I no longer *need* my iPod or any MP3 player. I use an application called Orb that streams all of the media on my Windows desktop to my Cell Phone or any web browser. I don't have to worry about syncing my iPod to download media or running out of space on my iPod. As long as it's on my PC, I can stream it to my phone. Orb is free, but it uses the bandwidth of your home PC to stream out the media...which is fine for music and live TV or video on the cell phone. But the lower video quality is noticeable when you stream it to a desktop. I expect this to change as residential upload speeds will eventually go up.
I'm not exactly a fan of AT&T/Cingular. I actually have service with Alltel (soon to be Verizon), but this is the same standard "deal" that everyone gives for buying a phone with a contract.
Looking at the new iPhone, the $200 price is actually cheaper than the 2 year contract price for the HTC Touch from Alltel/Verizon, which seems fair.
If you knew you would want a new phone in a year, then you should have paid the "1 year contract" price (or at least they used to offer that option).
At any rate, the price you paid for the phone was subsidized by your signing of the 2 year contract and you shouldn't expect another subsidized phone until your current contract runs out.
My guess would be that this would be an option that would default to "on", but could be turned off by the user.
All the companies that I know of offer an "evaluation" option even if they don't outright say that they do on their website. Most of them can even generate full license keys that are valid for something like 30 days. You just have to ask.
Actually, it's a known fact that Microsoft will commonly put up a BSD server and tweak Apache's response headers to report it as IIS. They have actually been caught doing it a few times. It would look kind of bad if Microsoft doesn't use their own product.
I don't know about NewEgg either. Their prices are not generally the best. Plus, I've received poor customer service from them recently. I'm guessing that they are simply beginning to enjoy their popularity and are starting to rely more on their reputation. My bad experience coupled with other stories has tarnished their image enough for me that I try to go elsewhere online if I can.

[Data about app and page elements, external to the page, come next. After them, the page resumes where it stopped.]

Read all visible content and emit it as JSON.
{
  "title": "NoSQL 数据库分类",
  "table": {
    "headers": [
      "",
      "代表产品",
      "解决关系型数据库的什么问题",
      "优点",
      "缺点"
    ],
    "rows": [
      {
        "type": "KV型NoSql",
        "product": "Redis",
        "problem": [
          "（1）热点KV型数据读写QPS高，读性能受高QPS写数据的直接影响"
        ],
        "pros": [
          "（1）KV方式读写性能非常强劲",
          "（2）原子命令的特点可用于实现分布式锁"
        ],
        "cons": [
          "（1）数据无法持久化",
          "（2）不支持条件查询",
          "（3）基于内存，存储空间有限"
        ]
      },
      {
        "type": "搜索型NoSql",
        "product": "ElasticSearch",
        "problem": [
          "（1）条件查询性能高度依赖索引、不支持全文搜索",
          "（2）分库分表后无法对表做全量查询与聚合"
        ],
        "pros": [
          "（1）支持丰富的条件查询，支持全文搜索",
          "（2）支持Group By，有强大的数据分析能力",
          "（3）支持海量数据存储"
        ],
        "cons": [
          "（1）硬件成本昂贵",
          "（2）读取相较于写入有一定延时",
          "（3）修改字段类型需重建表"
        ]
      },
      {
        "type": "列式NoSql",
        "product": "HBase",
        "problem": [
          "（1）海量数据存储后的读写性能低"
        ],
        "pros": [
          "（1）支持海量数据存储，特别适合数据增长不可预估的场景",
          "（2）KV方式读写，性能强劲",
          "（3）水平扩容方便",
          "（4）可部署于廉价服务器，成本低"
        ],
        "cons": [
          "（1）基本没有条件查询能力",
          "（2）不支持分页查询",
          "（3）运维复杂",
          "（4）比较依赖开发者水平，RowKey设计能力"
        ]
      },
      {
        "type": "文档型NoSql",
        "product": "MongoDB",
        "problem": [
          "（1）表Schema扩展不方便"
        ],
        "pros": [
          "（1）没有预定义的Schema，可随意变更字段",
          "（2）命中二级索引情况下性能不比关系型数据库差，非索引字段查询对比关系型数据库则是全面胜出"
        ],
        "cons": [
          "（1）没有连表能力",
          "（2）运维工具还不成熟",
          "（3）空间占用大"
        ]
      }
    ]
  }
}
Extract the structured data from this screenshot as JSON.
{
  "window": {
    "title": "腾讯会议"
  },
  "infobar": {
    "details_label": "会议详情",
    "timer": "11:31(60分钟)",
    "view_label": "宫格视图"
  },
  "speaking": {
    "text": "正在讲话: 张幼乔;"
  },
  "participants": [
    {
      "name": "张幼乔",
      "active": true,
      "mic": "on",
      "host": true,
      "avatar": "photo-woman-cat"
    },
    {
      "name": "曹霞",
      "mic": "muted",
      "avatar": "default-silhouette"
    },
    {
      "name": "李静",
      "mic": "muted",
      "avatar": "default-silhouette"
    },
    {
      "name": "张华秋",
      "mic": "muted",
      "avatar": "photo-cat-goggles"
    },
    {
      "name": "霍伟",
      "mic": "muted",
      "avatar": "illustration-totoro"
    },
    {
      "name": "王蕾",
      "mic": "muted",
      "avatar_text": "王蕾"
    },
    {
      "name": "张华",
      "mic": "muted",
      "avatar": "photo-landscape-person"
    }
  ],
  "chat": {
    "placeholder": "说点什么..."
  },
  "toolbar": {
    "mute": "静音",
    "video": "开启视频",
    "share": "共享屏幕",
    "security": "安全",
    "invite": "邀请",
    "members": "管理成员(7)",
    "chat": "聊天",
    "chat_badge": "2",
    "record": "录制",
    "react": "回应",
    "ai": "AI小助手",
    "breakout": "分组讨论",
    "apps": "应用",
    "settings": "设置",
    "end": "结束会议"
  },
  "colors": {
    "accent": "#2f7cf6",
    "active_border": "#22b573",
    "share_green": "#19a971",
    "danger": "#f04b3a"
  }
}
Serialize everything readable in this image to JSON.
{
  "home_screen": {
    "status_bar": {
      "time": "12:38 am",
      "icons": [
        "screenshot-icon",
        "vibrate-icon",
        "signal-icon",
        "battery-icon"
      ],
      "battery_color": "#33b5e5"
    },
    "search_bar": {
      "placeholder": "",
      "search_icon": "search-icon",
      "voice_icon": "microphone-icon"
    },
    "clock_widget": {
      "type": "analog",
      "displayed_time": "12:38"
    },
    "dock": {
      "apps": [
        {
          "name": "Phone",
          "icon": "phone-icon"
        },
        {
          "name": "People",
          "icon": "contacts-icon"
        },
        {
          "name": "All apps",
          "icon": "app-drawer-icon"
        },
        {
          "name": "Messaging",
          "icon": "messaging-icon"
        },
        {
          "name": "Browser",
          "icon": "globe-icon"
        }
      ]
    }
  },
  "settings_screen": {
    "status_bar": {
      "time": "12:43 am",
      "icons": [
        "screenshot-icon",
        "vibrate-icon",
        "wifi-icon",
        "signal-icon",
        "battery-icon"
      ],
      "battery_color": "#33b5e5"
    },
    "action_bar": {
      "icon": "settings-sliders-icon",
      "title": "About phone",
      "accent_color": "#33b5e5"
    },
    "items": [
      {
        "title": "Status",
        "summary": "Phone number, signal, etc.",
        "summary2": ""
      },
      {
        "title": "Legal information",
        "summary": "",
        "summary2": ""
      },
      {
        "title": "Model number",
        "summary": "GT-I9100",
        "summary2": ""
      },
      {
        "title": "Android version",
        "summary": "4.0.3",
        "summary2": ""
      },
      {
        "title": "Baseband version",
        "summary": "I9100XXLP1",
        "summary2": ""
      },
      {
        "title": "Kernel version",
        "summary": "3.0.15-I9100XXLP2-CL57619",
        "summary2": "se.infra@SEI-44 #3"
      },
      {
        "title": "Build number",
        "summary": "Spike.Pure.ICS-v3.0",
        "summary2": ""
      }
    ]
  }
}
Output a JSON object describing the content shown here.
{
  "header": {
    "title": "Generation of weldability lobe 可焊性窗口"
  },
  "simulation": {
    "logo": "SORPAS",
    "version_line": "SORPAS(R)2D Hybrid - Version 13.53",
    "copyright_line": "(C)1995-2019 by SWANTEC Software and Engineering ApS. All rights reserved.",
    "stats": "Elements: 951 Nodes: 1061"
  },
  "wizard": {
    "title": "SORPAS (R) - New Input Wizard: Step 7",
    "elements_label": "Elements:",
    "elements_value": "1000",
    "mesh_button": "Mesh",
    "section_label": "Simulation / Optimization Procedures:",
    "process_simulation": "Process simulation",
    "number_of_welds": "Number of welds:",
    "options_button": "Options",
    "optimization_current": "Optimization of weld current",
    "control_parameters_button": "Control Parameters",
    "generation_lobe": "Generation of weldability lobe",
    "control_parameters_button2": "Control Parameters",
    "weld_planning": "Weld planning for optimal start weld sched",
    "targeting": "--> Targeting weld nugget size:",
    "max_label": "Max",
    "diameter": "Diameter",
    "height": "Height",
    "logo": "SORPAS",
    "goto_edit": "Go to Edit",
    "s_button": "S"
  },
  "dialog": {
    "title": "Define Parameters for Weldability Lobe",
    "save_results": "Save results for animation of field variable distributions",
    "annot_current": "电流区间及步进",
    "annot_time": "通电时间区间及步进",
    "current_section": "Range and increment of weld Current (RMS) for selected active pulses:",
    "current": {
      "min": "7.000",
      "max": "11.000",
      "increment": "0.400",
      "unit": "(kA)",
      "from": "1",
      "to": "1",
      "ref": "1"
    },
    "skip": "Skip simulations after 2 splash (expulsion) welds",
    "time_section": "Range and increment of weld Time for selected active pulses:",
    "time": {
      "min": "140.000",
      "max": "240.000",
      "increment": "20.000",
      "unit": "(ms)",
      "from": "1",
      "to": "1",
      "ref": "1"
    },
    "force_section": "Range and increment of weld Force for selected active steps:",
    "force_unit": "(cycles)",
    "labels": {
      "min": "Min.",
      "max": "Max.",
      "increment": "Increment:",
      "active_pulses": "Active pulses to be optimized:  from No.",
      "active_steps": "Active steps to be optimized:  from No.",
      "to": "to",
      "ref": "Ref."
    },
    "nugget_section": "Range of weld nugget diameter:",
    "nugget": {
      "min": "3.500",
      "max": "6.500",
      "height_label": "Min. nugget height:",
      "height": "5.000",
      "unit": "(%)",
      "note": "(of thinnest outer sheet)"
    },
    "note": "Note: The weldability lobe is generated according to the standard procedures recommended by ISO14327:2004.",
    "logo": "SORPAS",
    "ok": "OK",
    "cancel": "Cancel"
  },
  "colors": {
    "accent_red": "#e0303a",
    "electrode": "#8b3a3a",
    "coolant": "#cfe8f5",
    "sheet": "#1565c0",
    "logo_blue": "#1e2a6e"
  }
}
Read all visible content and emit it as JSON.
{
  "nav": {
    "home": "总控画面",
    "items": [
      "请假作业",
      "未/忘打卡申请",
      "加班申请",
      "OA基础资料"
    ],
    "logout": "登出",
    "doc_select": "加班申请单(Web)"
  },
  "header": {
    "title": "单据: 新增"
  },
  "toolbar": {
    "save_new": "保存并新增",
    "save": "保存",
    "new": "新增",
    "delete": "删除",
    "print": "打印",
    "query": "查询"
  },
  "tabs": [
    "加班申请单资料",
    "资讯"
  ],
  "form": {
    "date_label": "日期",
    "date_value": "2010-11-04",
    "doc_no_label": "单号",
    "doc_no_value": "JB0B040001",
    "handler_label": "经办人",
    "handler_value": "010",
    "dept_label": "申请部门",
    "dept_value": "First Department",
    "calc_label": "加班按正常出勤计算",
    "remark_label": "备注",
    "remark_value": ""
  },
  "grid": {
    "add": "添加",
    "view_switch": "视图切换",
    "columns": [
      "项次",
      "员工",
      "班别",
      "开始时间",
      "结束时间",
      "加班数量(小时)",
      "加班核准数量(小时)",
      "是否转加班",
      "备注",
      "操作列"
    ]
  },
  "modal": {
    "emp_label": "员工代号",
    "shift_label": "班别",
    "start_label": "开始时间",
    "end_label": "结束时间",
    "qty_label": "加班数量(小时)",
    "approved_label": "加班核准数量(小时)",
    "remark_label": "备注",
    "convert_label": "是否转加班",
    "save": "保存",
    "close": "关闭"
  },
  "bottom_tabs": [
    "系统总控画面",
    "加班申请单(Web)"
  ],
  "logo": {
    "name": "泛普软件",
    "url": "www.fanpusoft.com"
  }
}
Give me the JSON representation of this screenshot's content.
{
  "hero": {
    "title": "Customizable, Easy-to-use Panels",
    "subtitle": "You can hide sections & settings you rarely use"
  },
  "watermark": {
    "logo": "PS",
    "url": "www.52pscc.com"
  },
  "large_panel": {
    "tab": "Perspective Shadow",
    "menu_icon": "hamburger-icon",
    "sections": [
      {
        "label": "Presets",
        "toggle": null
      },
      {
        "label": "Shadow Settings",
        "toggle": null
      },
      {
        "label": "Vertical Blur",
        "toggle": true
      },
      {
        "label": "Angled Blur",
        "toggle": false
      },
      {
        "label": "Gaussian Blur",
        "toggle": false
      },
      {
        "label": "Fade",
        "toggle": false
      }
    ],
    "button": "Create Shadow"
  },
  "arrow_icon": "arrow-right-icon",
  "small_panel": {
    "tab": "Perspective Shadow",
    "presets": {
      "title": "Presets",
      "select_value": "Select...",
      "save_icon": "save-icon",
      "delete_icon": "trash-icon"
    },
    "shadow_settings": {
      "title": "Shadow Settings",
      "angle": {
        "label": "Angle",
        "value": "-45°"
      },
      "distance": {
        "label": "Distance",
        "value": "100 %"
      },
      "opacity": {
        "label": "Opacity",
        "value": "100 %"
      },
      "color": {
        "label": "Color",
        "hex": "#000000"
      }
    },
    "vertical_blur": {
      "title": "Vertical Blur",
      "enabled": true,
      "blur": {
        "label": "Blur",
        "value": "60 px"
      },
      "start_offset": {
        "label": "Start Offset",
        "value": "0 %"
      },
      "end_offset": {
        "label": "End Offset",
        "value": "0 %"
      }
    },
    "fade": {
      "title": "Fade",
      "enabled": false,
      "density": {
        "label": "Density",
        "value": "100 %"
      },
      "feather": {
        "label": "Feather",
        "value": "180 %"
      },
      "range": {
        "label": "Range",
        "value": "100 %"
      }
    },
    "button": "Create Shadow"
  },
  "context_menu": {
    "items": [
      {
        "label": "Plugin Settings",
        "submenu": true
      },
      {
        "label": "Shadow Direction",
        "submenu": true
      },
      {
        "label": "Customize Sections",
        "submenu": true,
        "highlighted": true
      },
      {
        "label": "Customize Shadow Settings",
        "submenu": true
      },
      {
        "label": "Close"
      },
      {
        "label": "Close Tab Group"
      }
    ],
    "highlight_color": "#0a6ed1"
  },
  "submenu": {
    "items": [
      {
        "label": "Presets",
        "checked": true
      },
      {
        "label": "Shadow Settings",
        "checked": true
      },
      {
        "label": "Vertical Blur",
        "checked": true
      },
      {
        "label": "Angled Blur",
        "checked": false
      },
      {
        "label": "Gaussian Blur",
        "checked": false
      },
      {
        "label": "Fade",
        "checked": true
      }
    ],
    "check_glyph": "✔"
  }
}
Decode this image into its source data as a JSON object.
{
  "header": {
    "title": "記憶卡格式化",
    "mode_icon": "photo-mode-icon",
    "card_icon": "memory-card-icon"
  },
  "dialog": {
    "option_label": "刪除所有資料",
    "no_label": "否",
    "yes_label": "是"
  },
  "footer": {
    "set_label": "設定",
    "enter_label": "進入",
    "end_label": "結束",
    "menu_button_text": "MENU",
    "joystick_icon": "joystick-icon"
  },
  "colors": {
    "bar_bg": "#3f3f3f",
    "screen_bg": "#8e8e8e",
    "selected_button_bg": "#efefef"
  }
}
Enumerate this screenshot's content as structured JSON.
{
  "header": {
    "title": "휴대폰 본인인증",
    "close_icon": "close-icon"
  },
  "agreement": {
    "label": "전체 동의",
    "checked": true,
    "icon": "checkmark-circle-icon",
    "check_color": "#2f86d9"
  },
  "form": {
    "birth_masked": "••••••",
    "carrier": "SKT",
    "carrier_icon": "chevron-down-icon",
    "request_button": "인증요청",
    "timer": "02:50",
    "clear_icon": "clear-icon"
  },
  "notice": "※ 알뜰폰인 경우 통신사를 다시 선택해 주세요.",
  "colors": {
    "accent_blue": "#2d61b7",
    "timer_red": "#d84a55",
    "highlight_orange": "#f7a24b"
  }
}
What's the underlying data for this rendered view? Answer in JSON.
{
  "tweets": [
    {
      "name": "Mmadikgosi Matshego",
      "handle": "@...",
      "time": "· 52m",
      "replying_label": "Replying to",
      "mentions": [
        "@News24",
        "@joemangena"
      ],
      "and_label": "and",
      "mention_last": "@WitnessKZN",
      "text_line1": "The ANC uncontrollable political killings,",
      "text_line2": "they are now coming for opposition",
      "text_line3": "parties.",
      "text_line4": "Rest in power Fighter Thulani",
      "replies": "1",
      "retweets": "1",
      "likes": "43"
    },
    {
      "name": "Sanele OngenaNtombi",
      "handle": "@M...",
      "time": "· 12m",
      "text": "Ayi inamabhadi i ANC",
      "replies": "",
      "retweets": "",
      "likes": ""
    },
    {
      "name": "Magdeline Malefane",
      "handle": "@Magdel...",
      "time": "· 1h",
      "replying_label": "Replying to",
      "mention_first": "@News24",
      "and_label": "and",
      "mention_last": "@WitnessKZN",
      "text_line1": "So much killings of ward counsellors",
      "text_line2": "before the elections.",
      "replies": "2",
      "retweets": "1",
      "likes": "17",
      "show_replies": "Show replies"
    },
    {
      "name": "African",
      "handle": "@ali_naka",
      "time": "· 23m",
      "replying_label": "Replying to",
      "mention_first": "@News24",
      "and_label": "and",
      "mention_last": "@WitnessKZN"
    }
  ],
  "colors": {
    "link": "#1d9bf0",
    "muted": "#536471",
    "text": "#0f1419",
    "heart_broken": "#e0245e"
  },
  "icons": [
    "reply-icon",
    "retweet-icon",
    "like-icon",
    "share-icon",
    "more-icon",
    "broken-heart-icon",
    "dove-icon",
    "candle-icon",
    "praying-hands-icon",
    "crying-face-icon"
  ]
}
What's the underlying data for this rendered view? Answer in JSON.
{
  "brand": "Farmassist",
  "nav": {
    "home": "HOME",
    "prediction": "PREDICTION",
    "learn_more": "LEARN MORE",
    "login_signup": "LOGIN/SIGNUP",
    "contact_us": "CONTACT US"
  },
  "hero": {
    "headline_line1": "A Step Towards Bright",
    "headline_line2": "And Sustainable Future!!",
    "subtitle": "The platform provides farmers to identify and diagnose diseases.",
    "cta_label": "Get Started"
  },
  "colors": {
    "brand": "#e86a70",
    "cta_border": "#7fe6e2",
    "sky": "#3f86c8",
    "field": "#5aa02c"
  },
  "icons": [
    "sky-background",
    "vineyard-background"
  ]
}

Read your contract. For the most part, the company that provides your service does so of their own will. The only thing is, you have money and normally they want to take it from you. If your cable company suddenly decided that they didn't want to offer cable tv to you, there's not much that you can do as long as they refund any service you have paid for that you won't be receiving.
All they will do is send you a letter saying that they are no longer offering the service to you...you will likely see one of two approaches:
- A full refund for your "last month of service"
- A pro-rated refund for the remainder of your paid service (monthly in most cases)
It is entirely up to the company to decide who they want to do business with.
The problem is going to come if a company offers more than one service to a customer. In the case of a cable company, how likely is a customer that has had their internet access cut off going to be to keep their cable tv service?
I personally pay ~$40 for cable internet service, but my monthly cable bill is ~$120. I can guarantee you that if the cable company cuts off my cable internet, they will lose the whole $120 from me.
I am pretty sure you're joking, but you know the shuttle has the flight characteristics of a "flying brick", right?
The wings on the thing are just on there to help control the descent and serve as fuel storage.
I hesitate to call the shuttle a "glider", but that's pretty much what it is.
"Most of us, when all is said and done, like what we like and make up reasons for it afterwards." -- Soren F. Petersen